I'll admit, the lead-up to the Ricky Gervais show in Stockholm was somewhat marred by reports I'd heard from previous shows in Oslo and Gothenburg claiming the performance was all old material.
In fact, Gervais himself admitted it while discussing the three-date Scandinavian tour with UK TV host Graham Norton.
“It's my greatest hits...some people call it money for old rope,” he said, as the audience laughed.
But would we laugh too?
Stockholm's Globe Arena was almost at full capacity on Sunday night with fans eager to find out, and it only took a few moments to realize the answer was a resounding yes.
Greetings from Stockholm... twitter.com/rickygervais/s…— Ricky Gervais (@rickygervais) December 16, 2012
Gervais entered the stage to thunderous applause.
“I love Stockholm, it's fantastic” Gervais told the crowd, describing a weekend of sightseeing in the Swedish capital.
“But if anything, I've learned the sheer beauty of thermal underwear.”
The actor and comedian then took Swedish Vikings by the horns and didn't let go.
In fact, Vikings and their "raping hats" were a theme for the night, with Gervais pondering just why Swedes (well, at least their ancestors) were so keen on rape during their extensive travels.
His mock scene between a less-than-impressed Viking wife and her sea-bound rape-hungry husband was a particularly memorable moment.
“Are you going to be raping? No? Then you can leave your raping helmet behind.”
But besides the Vikings, and one jab at the sexual undertones of a word like Volvo, Gervais kept mainly to the best bits from his Animals, Politics, Fame, and Science tours.
He discussed AIDS, cancer, the Holocaust, child molestation and homosexual animals - all in a day's work for The Office star - and the crowd lapped it up.
“This is what I love about Sweden, you're so liberal. I couldn't get away with these jokes in other places around the world,” he beamed.
Another central theme for the night was religion, with the outspoken atheist questioning the idea of God and faith. He even dissected a children's book on Noah's Ark to the point of convincing the audience that the story was ridiculous and that God and Noah were most likely gay.
For an encore, Gervais took to the stage in a blue and yellow Viking helmet with flowing blonde plaits for one last look at the Vikings and a few final thoughts, before leaving the Stockholm stage for what I certainly hope won't be the last time.

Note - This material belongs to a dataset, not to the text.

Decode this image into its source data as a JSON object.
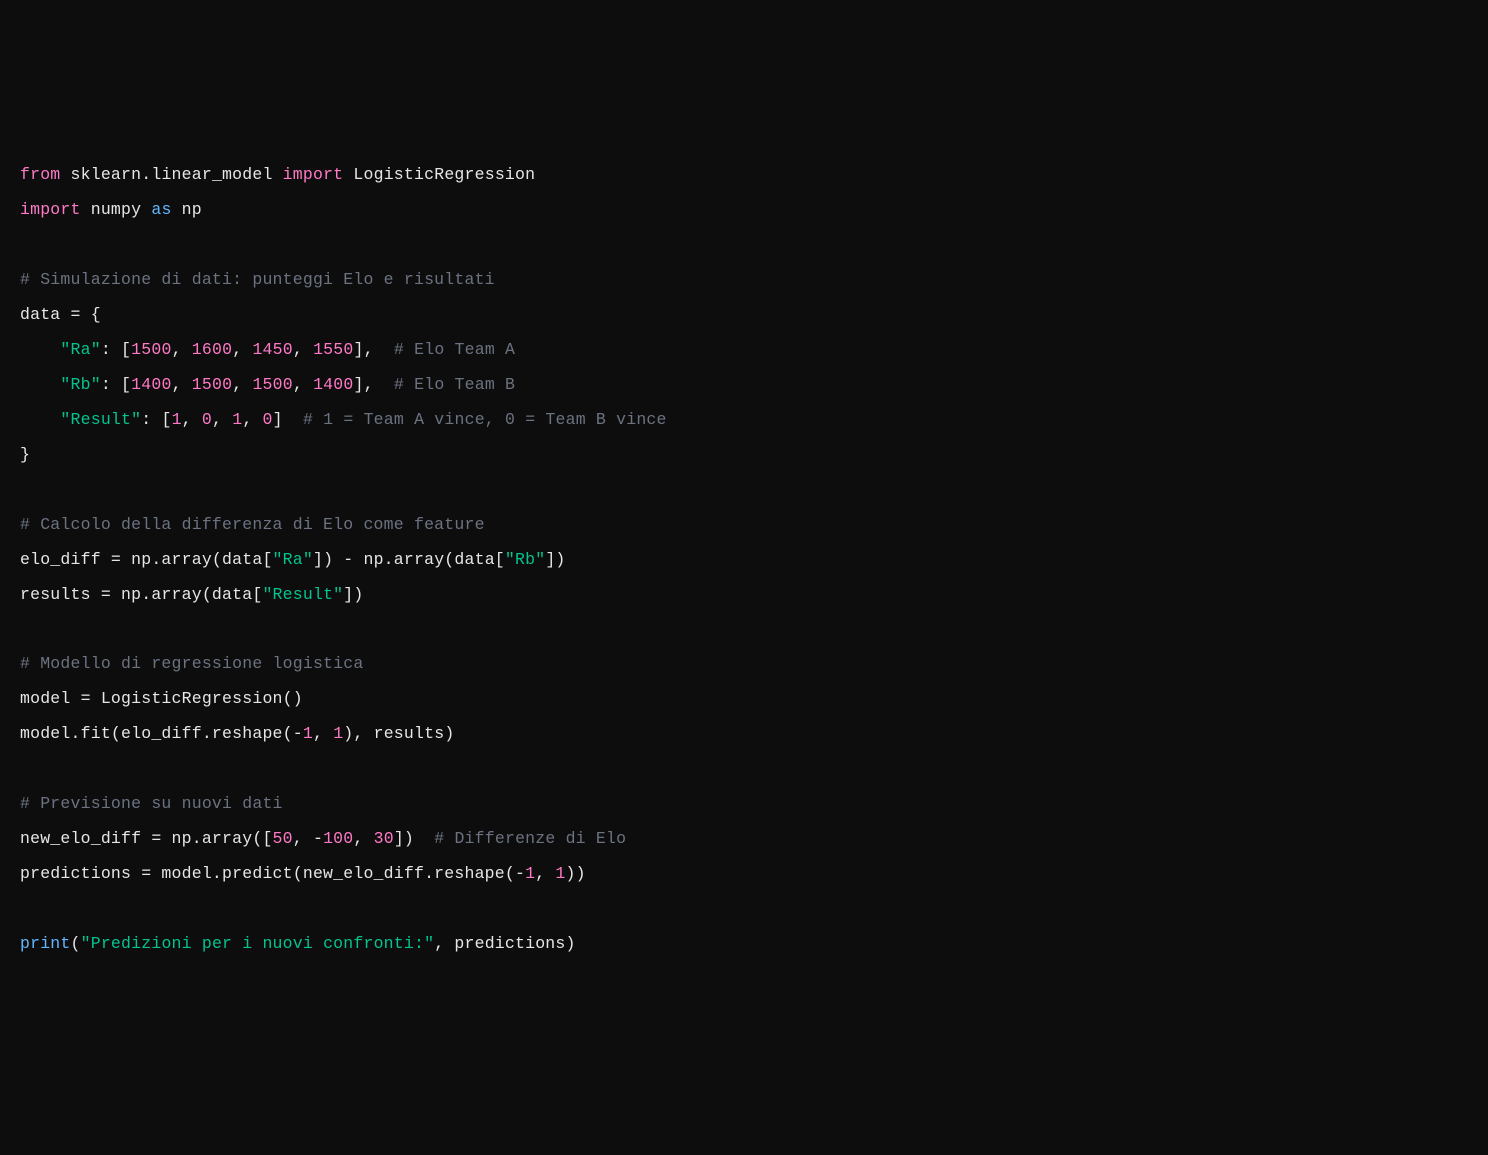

And while some were unimpressed with a show that was mostly available on DVD ten years ago - the Expressen newspaper's reviewer Anders Nunstedt gave the show just three out of five stars - the recycling of some jokes didn't bother me at all.
A Bob Dylan concert wouldn't be complete without Like a Rolling Stone, just as Ricky Gervais's first show in Stockholm wouldn't be complete without the top ten "You know, you don't always have to have anal sex" HIV flyer, for example.
He tweaked most of the jokes from the DVDs too, so while a lot of the routines were familiar, it never felt scripted.
And anyway, if you're going to hear a joke twice, who better to hear it from than a man who many consider to be the king of comedy?